Your assignment: "title" is the word to look for; copy each line of the listing where it occurs.

Source data:
>>>>

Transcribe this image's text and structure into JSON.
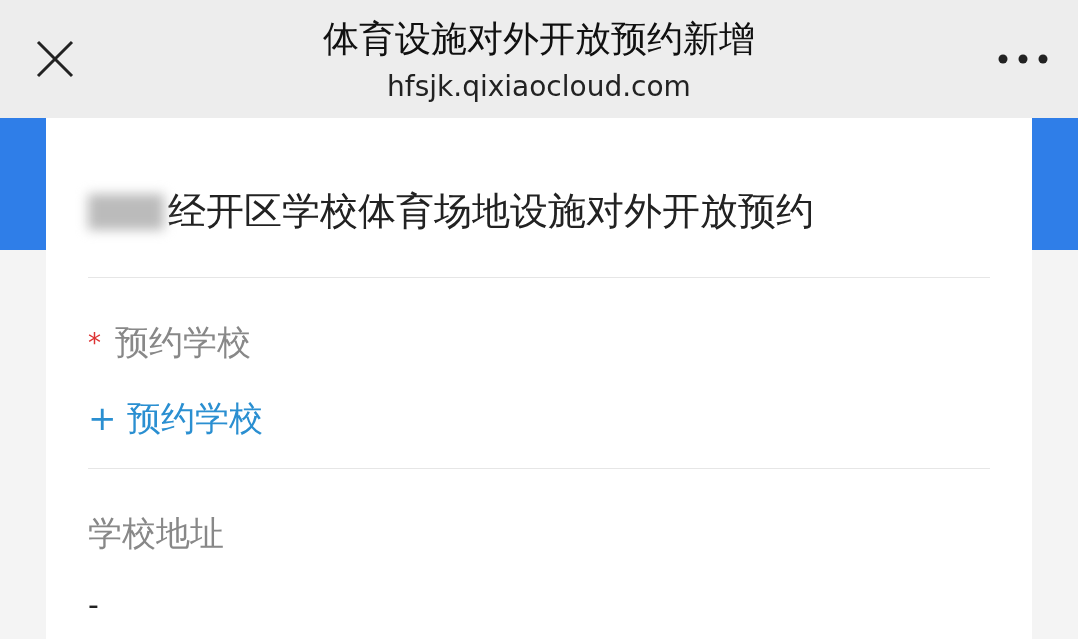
{
  "header": {
    "title": "体育设施对外开放预约新增",
    "url": "hfsjk.qixiaocloud.com"
  },
  "form": {
    "title": "经开区学校体育场地设施对外开放预约",
    "fields": [
      {
        "kind": "picker",
        "label": "预约学校",
        "required_mark": "*",
        "action": "+ 预约学校"
      },
      {
        "kind": "text",
        "label": "学校地址",
        "value": "-"
      }
    ]
  }
}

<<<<

Solution:
    "title": "体育设施对外开放预约新增",
    "title": "经开区学校体育场地设施对外开放预约",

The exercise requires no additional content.